U.S. scientists have urged the U.S. government to take further defensive measures against near-Earth objects, The Los Angeles Times reported on Saturday.

The United States was not doing enough to defend the planet against the dangers posed by near-Earth objects, said a group of scientists who observed the 100th anniversary of the Tunguska asteroid event this week in Los Angeles.

"We are not prepared at this time to prevent the massive death and destruction that would occur if an object from space hit the Earth as it did in Tunguska" in Siberia, said Republican Congressman Dana Rohrabacher who joined the scientists in the event.

He was referring to an explosion in the air above Tunguska, a remote river valley in eastern Russia on June 30, 1908, which flattened trees over an 800-square-mile (1280-square-kilometer) area, but no one was killed. Although no one is positive what caused the Tunguska event, most scientists believe an asteroid about 150 feet across exploded.

If an asteroid the size of the one believed to have exploded in the air above Tunguska were to explode over Los Angeles, the destruction would be greater, Rohrabacher told a news conference at the Pasadena offices of the Planetary Society in Los Angeles.

NASA has established a Near-Earth Object Program Office at the Jet Propulsion Laboratory in Southern California to monitor potentially dangerous asteroids. The most scrutinized is Apophis, which has about a one-in-45,000 chance of hitting Earth in 2036, according to Don Yeomans, manager of the Near-Earth Object Program Office. Apophis is about five times the suspected size of the Tunguska object.

But Alan Harris, a senior research scientist at the Space Science Institute in Boulder, Colorado, said the greatest danger does not come from the objects we know about but from the ones we haven't identified.

In one example of the lack of attention the issue is receiving in Washington, Rohrabacher said, funding for the Arecibo, Puerto Rico, radio telescope, which hunts near-Earth objects, is in danger in next year's budget.

If scientists are able to identify a potential killer asteroid, the deeper question is how to deflect it.

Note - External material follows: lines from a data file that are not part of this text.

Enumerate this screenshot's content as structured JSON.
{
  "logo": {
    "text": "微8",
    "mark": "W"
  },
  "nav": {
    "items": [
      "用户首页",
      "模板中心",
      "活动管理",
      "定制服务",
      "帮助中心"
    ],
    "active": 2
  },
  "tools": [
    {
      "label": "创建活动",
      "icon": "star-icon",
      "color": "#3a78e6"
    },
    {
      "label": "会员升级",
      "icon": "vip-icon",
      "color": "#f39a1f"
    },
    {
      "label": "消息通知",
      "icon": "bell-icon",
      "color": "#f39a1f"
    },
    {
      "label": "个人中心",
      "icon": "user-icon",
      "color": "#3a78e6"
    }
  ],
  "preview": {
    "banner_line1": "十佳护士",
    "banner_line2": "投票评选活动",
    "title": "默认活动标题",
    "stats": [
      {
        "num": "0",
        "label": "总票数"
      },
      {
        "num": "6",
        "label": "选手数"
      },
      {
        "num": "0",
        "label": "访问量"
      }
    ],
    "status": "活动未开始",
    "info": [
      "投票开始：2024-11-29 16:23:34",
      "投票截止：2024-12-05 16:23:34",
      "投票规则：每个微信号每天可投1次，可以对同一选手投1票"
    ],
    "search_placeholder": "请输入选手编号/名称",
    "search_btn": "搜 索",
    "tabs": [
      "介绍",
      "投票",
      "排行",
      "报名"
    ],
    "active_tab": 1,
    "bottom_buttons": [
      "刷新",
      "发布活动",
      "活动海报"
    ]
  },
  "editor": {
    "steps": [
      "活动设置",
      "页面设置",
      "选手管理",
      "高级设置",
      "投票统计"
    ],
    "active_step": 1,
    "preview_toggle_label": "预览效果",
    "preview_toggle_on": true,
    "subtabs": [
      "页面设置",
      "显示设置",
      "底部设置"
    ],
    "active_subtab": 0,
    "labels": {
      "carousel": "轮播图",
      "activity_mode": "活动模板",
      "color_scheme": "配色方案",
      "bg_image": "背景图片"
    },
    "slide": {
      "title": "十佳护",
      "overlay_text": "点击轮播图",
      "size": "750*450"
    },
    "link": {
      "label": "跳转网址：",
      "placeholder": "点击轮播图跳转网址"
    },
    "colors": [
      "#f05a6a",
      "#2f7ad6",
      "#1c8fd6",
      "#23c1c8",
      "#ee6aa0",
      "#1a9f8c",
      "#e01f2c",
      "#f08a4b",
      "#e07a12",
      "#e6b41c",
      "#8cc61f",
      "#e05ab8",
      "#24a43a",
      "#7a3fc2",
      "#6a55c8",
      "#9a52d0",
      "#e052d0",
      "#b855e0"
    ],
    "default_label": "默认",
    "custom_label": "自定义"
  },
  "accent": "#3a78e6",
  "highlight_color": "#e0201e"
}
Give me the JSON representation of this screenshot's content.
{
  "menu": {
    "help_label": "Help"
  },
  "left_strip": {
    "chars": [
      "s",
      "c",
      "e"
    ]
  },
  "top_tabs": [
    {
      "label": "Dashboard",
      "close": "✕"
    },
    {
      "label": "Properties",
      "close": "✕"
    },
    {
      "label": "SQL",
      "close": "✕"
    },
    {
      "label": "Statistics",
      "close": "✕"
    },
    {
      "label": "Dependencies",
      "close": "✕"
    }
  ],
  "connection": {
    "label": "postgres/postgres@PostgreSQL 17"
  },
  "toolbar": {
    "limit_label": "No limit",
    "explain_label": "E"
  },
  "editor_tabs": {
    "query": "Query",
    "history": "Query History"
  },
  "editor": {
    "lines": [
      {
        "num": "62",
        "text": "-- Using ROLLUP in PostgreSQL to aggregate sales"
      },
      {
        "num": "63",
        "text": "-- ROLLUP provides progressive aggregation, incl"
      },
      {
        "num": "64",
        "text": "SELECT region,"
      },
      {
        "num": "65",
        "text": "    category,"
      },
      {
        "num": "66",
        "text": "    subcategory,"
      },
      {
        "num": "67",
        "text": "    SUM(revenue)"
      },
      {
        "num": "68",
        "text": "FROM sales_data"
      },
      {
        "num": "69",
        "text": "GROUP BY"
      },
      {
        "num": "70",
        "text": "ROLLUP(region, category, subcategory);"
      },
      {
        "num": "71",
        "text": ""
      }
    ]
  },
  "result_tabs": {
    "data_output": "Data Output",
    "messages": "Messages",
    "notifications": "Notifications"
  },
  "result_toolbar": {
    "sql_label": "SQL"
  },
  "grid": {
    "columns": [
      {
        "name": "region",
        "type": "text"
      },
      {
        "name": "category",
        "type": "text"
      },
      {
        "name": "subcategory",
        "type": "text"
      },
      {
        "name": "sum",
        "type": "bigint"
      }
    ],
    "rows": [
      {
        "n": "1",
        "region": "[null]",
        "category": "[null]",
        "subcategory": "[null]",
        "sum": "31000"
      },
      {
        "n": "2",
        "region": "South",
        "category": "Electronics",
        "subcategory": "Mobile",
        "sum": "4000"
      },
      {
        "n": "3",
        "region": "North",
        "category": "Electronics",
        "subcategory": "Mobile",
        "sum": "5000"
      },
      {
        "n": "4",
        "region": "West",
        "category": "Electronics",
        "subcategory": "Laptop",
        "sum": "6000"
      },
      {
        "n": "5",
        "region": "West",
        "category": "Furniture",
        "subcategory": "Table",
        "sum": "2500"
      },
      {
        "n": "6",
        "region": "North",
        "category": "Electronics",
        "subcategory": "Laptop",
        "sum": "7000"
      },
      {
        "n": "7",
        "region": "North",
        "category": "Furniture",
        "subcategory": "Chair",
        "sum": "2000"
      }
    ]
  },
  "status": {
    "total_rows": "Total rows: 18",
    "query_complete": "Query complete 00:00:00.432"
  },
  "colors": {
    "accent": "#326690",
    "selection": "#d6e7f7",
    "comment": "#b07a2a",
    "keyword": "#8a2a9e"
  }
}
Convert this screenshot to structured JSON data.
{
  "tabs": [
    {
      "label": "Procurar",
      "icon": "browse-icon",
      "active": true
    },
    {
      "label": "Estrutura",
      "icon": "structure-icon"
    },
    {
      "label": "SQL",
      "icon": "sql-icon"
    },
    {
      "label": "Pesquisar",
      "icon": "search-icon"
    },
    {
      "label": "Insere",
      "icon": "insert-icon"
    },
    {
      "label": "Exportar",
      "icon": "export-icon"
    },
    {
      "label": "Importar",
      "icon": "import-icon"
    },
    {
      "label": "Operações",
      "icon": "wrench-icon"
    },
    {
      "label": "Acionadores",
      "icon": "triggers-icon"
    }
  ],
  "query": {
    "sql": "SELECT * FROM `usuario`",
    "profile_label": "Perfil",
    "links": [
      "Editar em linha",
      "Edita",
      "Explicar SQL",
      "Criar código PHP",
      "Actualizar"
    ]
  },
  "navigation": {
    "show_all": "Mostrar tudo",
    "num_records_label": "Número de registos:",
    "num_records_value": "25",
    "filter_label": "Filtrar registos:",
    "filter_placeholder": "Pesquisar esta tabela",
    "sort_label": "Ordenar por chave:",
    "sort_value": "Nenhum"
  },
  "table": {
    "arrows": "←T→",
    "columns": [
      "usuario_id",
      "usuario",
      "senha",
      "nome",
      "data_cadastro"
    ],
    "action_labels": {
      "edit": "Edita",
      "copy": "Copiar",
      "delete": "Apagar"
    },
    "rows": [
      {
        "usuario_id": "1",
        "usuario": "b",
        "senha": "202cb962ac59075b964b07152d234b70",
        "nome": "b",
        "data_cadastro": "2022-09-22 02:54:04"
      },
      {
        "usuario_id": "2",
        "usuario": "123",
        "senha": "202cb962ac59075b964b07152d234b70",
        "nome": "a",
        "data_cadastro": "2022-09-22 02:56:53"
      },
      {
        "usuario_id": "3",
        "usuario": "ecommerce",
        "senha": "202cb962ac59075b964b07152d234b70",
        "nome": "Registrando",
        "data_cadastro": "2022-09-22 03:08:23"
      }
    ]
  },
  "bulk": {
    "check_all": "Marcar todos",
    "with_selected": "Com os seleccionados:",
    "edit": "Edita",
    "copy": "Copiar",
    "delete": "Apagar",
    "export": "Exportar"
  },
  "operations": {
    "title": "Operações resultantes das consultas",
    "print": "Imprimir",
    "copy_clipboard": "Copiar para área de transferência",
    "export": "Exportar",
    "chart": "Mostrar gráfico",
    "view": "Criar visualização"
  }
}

Theorists have proposed a variety of possible solutions, including using a nuclear weapon to blow it up or sending a spacecraft that would use gravity to drag the object off its destructive path.